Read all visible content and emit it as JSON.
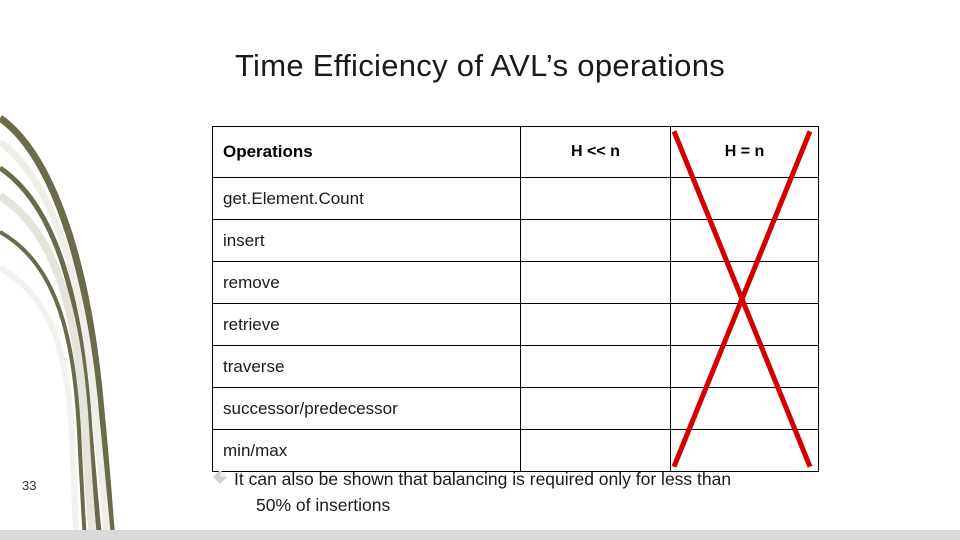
{
  "slide": {
    "title": "Time Efficiency of  AVL’s operations",
    "slide_number": "33",
    "accent_color": "#6b6a4c",
    "cross_color": "#d40000",
    "bullet_marker_color": "#bfbfbf",
    "bottom_bar_color": "#d9d9d9"
  },
  "table": {
    "headers": [
      "Operations",
      "H << n",
      "H = n"
    ],
    "rows": [
      {
        "operation": "get.Element.Count",
        "h_ll_n": "",
        "h_eq_n": ""
      },
      {
        "operation": "insert",
        "h_ll_n": "",
        "h_eq_n": ""
      },
      {
        "operation": "remove",
        "h_ll_n": "",
        "h_eq_n": ""
      },
      {
        "operation": "retrieve",
        "h_ll_n": "",
        "h_eq_n": ""
      },
      {
        "operation": "traverse",
        "h_ll_n": "",
        "h_eq_n": ""
      },
      {
        "operation": "successor/predecessor",
        "h_ll_n": "",
        "h_eq_n": ""
      },
      {
        "operation": "min/max",
        "h_ll_n": "",
        "h_eq_n": ""
      }
    ]
  },
  "bullet": {
    "line1": "It can also be shown that balancing is required only for less than",
    "line2": "50% of insertions"
  }
}
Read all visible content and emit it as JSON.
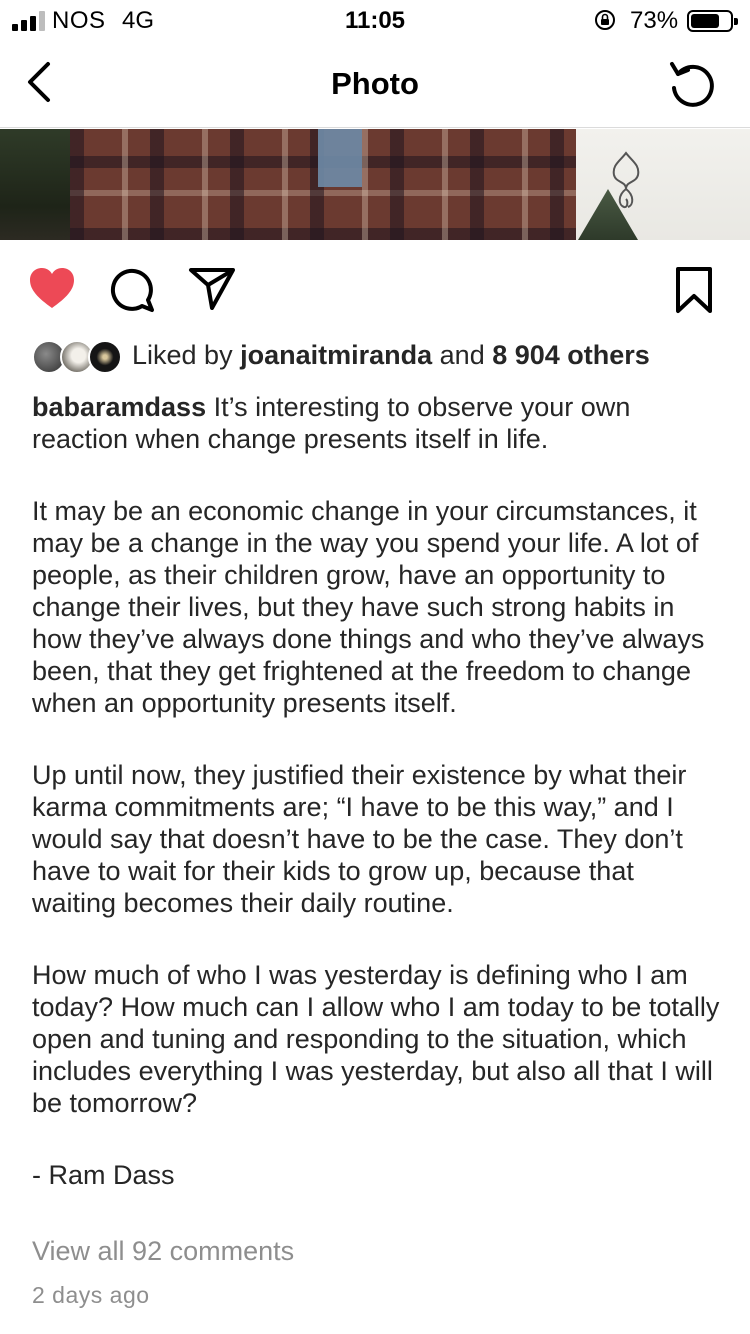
{
  "status_bar": {
    "carrier": "NOS",
    "network": "4G",
    "time": "11:05",
    "battery_percent": "73%",
    "battery_level": 0.73,
    "signal_bars": 3,
    "signal_bars_total": 4
  },
  "nav": {
    "title": "Photo",
    "back_icon": "chevron-left-icon",
    "refresh_icon": "refresh-icon"
  },
  "actions": {
    "liked": true,
    "like_color": "#ed4956",
    "icons": [
      "heart-icon",
      "comment-icon",
      "share-icon",
      "bookmark-icon"
    ]
  },
  "likes": {
    "prefix": "Liked by",
    "user": "joanaitmiranda",
    "and": "and",
    "others": "8 904 others"
  },
  "caption": {
    "username": "babaramdass",
    "paragraphs": [
      "It’s interesting to observe your own reaction when change presents itself in life.",
      "It may be an economic change in your circumstances, it may be a change in the way you spend your life. A lot of people, as their children grow, have an opportunity to change their lives, but they have such strong habits in how they’ve always done things and who they’ve always been, that they get frightened at the freedom to change when an opportunity presents itself.",
      "Up until now, they justified their existence by what their karma commitments are; “I have to be this way,” and I would say that doesn’t have to be the case. They don’t have to wait for their kids to grow up, because that waiting becomes their daily routine.",
      "How much of who I was yesterday is defining who I am today? How much can I allow who I am today to be totally open and tuning and responding to the situation, which includes everything I was yesterday, but also all that I will be tomorrow?",
      "- Ram Dass"
    ]
  },
  "comments": {
    "view_all": "View all 92 comments"
  },
  "timestamp": "2 days ago"
}
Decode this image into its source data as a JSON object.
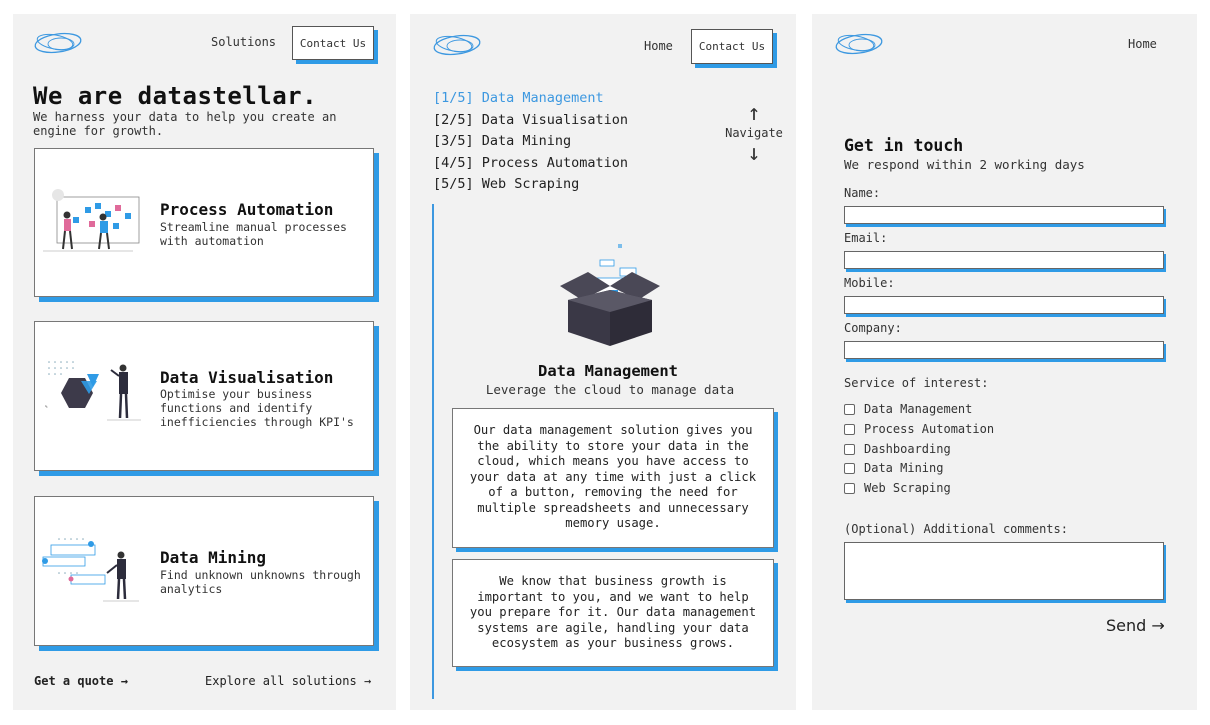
{
  "colors": {
    "accent": "#2f9be6",
    "panel_bg": "#f2f2f2",
    "active_link": "#3d98e0"
  },
  "panel1": {
    "nav": {
      "solutions": "Solutions",
      "contact": "Contact Us"
    },
    "hero": {
      "title": "We are datastellar.",
      "subtitle": "We harness your data to help you create an engine for growth."
    },
    "cards": [
      {
        "title": "Process Automation",
        "desc": "Streamline manual processes with automation",
        "icon": "process-automation-illustration"
      },
      {
        "title": "Data Visualisation",
        "desc": "Optimise your business functions and identify inefficiencies through KPI's",
        "icon": "data-visualisation-illustration"
      },
      {
        "title": "Data Mining",
        "desc": "Find unknown unknowns through analytics",
        "icon": "data-mining-illustration"
      }
    ],
    "footer": {
      "quote": "Get a quote →",
      "explore": "Explore all solutions →"
    }
  },
  "panel2": {
    "nav": {
      "home": "Home",
      "contact": "Contact Us"
    },
    "services": [
      {
        "label": "[1/5] Data Management",
        "active": true
      },
      {
        "label": "[2/5] Data Visualisation",
        "active": false
      },
      {
        "label": "[3/5] Data Mining",
        "active": false
      },
      {
        "label": "[4/5] Process Automation",
        "active": false
      },
      {
        "label": "[5/5] Web Scraping",
        "active": false
      }
    ],
    "navigate": {
      "up": "↑",
      "label": "Navigate",
      "down": "↓"
    },
    "detail": {
      "title": "Data Management",
      "subtitle": "Leverage the cloud to manage data",
      "para1": "Our data management solution gives you the ability to store your data in the cloud, which means you have access to your data at any time with just a click of a button, removing the need for multiple spreadsheets and unnecessary memory usage.",
      "para2": "We know that business growth is important to you, and we want to help you prepare for it. Our data management systems are agile, handling your data ecosystem as your business grows."
    }
  },
  "panel3": {
    "nav": {
      "home": "Home"
    },
    "form": {
      "title": "Get in touch",
      "subtitle": "We respond within 2 working days",
      "name_label": "Name:",
      "email_label": "Email:",
      "mobile_label": "Mobile:",
      "company_label": "Company:",
      "service_label": "Service of interest:",
      "services": [
        "Data Management",
        "Process Automation",
        "Dashboarding",
        "Data Mining",
        "Web Scraping"
      ],
      "comments_label": "(Optional) Additional comments:",
      "send": "Send →"
    }
  }
}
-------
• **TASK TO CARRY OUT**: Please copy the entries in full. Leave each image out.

• **RESULT**:
Read all visible content and emit it as JSON.
{
  "slide": {
    "title": "Time Efficiency of  AVL’s operations",
    "slide_number": "33",
    "accent_color": "#6b6a4c",
    "cross_color": "#d40000",
    "bullet_marker_color": "#bfbfbf",
    "bottom_bar_color": "#d9d9d9"
  },
  "table": {
    "headers": [
      "Operations",
      "H << n",
      "H = n"
    ],
    "rows": [
      {
        "operation": "get.Element.Count",
        "h_ll_n": "",
        "h_eq_n": ""
      },
      {
        "operation": "insert",
        "h_ll_n": "",
        "h_eq_n": ""
      },
      {
        "operation": "remove",
        "h_ll_n": "",
        "h_eq_n": ""
      },
      {
        "operation": "retrieve",
        "h_ll_n": "",
        "h_eq_n": ""
      },
      {
        "operation": "traverse",
        "h_ll_n": "",
        "h_eq_n": ""
      },
      {
        "operation": "successor/predecessor",
        "h_ll_n": "",
        "h_eq_n": ""
      },
      {
        "operation": "min/max",
        "h_ll_n": "",
        "h_eq_n": ""
      }
    ]
  },
  "bullet": {
    "line1": "It can also be shown that balancing is required only for less than",
    "line2": "50% of insertions"
  }
}
Read all visible content and emit it as JSON.
{
  "status_bar": {
    "carrier": "NOS",
    "network": "4G",
    "time": "11:05",
    "battery_percent": "73%",
    "battery_level": 0.73,
    "signal_bars": 3,
    "signal_bars_total": 4
  },
  "nav": {
    "title": "Photo",
    "back_icon": "chevron-left-icon",
    "refresh_icon": "refresh-icon"
  },
  "actions": {
    "liked": true,
    "like_color": "#ed4956",
    "icons": [
      "heart-icon",
      "comment-icon",
      "share-icon",
      "bookmark-icon"
    ]
  },
  "likes": {
    "prefix": "Liked by",
    "user": "joanaitmiranda",
    "and": "and",
    "others": "8 904 others"
  },
  "caption": {
    "username": "babaramdass",
    "paragraphs": [
      "It’s interesting to observe your own reaction when change presents itself in life.",
      "It may be an economic change in your circumstances, it may be a change in the way you spend your life. A lot of people, as their children grow, have an opportunity to change their lives, but they have such strong habits in how they’ve always done things and who they’ve always been, that they get frightened at the freedom to change when an opportunity presents itself.",
      "Up until now, they justified their existence by what their karma commitments are; “I have to be this way,” and I would say that doesn’t have to be the case. They don’t have to wait for their kids to grow up, because that waiting becomes their daily routine.",
      "How much of who I was yesterday is defining who I am today? How much can I allow who I am today to be totally open and tuning and responding to the situation, which includes everything I was yesterday, but also all that I will be tomorrow?",
      "- Ram Dass"
    ]
  },
  "comments": {
    "view_all": "View all 92 comments"
  },
  "timestamp": "2 days ago"
}
Decode this image into its source data as a JSON object.
{
  "colors": {
    "accent": "#2f9be6",
    "panel_bg": "#f2f2f2",
    "active_link": "#3d98e0"
  },
  "panel1": {
    "nav": {
      "solutions": "Solutions",
      "contact": "Contact Us"
    },
    "hero": {
      "title": "We are datastellar.",
      "subtitle": "We harness your data to help you create an engine for growth."
    },
    "cards": [
      {
        "title": "Process Automation",
        "desc": "Streamline manual processes with automation",
        "icon": "process-automation-illustration"
      },
      {
        "title": "Data Visualisation",
        "desc": "Optimise your business functions and identify inefficiencies through KPI's",
        "icon": "data-visualisation-illustration"
      },
      {
        "title": "Data Mining",
        "desc": "Find unknown unknowns through analytics",
        "icon": "data-mining-illustration"
      }
    ],
    "footer": {
      "quote": "Get a quote →",
      "explore": "Explore all solutions →"
    }
  },
  "panel2": {
    "nav": {
      "home": "Home",
      "contact": "Contact Us"
    },
    "services": [
      {
        "label": "[1/5] Data Management",
        "active": true
      },
      {
        "label": "[2/5] Data Visualisation",
        "active": false
      },
      {
        "label": "[3/5] Data Mining",
        "active": false
      },
      {
        "label": "[4/5] Process Automation",
        "active": false
      },
      {
        "label": "[5/5] Web Scraping",
        "active": false
      }
    ],
    "navigate": {
      "up": "↑",
      "label": "Navigate",
      "down": "↓"
    },
    "detail": {
      "title": "Data Management",
      "subtitle": "Leverage the cloud to manage data",
      "para1": "Our data management solution gives you the ability to store your data in the cloud, which means you have access to your data at any time with just a click of a button, removing the need for multiple spreadsheets and unnecessary memory usage.",
      "para2": "We know that business growth is important to you, and we want to help you prepare for it. Our data management systems are agile, handling your data ecosystem as your business grows."
    }
  },
  "panel3": {
    "nav": {
      "home": "Home"
    },
    "form": {
      "title": "Get in touch",
      "subtitle": "We respond within 2 working days",
      "name_label": "Name:",
      "email_label": "Email:",
      "mobile_label": "Mobile:",
      "company_label": "Company:",
      "service_label": "Service of interest:",
      "services": [
        "Data Management",
        "Process Automation",
        "Dashboarding",
        "Data Mining",
        "Web Scraping"
      ],
      "comments_label": "(Optional) Additional comments:",
      "send": "Send →"
    }
  }
}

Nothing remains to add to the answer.